When you think of Dairy Queen you might not think of a pop-punk band from the 1990s, but as it turns out, the band No Doubt formed at a Dairy Queen.

Former No Doubt band member John Spence actually helped launch the band in a pretty fascinating location. According to Interview Magazine, while Spence, Gwen Stefani and her brother, Eric, were working at their local Dairy Queen in Orange, California, they decided to start a band. Specifically, while they were whipping up chocolate-dipped cones in 1986, they decided to get serious about music. 

That's pretty cool, and Stefani even revealed Dairy Queen was a pretty important job for her for another reason. In an interview with Marie Claire, Stefani revealed she made her first dollar "Working at Dairy Queen." With that, Stefani proved once and for all that celebrities really are just like us. Of course, not everyone forms a world-famous band at their first real job, but you get the point.

This is why Dairy Queen serves their blizzards upside down

If you've ever ordered a Blizzard from a Dairy Queen, odds are you've gotten it handed to you upside down. And there's a reason for that. Dairy Queen itself claims that the Blizzard is different than your typical frozen dessert, saying, "We do things differently here. We defy gravity" (via Food & Wine). So, in order to prove to customers that their Blizzards really do defy gravity, and are so thick and creamy, most Dairy Queen workers will serve you your Blizzard upside down, or it's free. The key word there being most.

According to the Diary Queen website, not every Dairy Queen will give you your Blizzard for free if it's not served upside down. "The independent franchise owner of each restaurant decides whether the Blizzard Treats in their location will be served upside down, and if they participate in the 'Upside Down or the Next One's Free' promotion," the website states.
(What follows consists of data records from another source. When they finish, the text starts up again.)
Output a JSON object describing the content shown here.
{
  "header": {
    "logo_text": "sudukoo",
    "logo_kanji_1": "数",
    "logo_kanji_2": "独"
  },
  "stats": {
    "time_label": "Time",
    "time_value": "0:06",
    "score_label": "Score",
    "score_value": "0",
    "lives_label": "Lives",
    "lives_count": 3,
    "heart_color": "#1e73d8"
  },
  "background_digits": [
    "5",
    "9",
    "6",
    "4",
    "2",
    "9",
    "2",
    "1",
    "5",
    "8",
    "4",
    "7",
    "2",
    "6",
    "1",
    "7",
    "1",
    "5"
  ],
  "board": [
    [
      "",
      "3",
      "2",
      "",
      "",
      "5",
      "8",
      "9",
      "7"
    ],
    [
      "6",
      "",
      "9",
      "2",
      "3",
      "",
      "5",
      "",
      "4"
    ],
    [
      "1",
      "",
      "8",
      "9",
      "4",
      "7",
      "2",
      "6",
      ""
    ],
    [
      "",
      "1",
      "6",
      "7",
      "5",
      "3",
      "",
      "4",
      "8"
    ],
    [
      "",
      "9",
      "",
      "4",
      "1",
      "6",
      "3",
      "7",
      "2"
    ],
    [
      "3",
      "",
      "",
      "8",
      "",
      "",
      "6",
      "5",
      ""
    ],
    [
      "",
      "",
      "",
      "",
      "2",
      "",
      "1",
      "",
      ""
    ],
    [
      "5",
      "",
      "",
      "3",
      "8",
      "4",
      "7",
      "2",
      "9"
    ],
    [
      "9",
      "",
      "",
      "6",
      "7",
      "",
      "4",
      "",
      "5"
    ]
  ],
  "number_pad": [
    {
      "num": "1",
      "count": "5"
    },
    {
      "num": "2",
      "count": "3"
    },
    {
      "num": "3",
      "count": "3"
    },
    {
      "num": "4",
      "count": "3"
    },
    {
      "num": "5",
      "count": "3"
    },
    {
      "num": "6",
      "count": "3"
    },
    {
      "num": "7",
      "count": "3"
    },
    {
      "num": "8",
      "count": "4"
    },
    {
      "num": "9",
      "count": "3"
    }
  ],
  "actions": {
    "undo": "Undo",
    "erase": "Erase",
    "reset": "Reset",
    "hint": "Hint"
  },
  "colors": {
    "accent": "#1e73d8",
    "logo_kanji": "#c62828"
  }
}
So, before you get too excited about this possibility and order a Blizzard while expecting a fancy upside down trick, make sure that location participates in the promotion. Otherwise, you'll just be disappointed.